Go over the data and keep only the lines that include "title".

### INFORMATION SUPPLIED
──────

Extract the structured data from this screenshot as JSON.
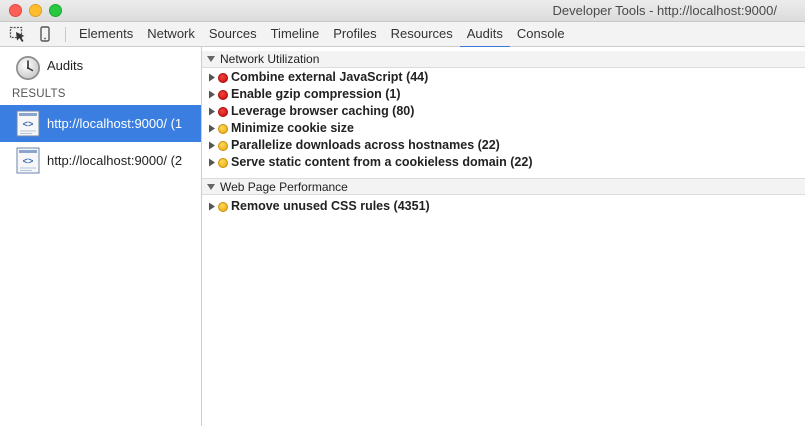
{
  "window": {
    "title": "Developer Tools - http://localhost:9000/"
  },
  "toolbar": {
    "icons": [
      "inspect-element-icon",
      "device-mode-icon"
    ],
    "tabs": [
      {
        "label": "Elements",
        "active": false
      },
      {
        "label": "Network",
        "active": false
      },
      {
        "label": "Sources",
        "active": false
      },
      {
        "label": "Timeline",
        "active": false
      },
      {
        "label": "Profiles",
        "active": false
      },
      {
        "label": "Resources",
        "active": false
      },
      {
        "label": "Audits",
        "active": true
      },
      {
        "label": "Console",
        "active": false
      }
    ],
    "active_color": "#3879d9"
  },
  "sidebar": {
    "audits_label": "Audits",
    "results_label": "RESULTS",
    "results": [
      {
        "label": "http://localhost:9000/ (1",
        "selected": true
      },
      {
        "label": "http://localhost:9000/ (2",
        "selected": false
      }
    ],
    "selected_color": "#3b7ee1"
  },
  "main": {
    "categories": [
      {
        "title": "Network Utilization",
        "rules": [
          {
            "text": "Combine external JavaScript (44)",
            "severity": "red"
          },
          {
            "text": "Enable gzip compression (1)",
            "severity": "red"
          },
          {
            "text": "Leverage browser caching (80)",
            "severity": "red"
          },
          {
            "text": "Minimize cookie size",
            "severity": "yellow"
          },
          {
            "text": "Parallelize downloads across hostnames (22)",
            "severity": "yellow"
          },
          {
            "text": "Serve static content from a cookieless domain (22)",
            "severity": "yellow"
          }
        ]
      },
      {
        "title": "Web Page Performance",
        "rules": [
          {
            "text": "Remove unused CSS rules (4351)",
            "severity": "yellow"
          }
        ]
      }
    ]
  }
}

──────

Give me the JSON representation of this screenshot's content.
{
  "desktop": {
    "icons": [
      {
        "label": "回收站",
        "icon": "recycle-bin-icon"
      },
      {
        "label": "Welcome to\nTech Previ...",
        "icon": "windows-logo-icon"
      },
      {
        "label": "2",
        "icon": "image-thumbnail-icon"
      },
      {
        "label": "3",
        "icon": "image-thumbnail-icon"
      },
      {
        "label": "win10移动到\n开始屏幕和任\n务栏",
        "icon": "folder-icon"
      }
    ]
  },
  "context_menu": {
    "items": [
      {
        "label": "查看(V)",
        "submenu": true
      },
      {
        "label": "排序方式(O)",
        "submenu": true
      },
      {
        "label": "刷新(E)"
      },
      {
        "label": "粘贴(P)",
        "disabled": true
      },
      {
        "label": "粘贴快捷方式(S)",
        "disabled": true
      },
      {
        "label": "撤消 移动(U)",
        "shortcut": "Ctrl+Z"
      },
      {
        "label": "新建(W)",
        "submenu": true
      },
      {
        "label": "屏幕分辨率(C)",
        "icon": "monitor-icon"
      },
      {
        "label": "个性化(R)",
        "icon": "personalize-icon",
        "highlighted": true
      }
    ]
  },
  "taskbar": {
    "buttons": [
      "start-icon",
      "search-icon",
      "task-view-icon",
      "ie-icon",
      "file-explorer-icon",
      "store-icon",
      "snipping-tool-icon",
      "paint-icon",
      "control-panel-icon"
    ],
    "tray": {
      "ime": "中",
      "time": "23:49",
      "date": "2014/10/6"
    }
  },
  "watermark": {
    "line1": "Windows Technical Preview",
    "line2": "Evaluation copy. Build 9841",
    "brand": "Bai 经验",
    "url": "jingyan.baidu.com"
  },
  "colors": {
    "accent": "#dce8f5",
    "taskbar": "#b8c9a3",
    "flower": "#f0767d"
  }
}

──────

### TASK OUTPUT
    "title": "Developer Tools - http://localhost:9000/"
        "title": "Network Utilization",
        "title": "Web Page Performance",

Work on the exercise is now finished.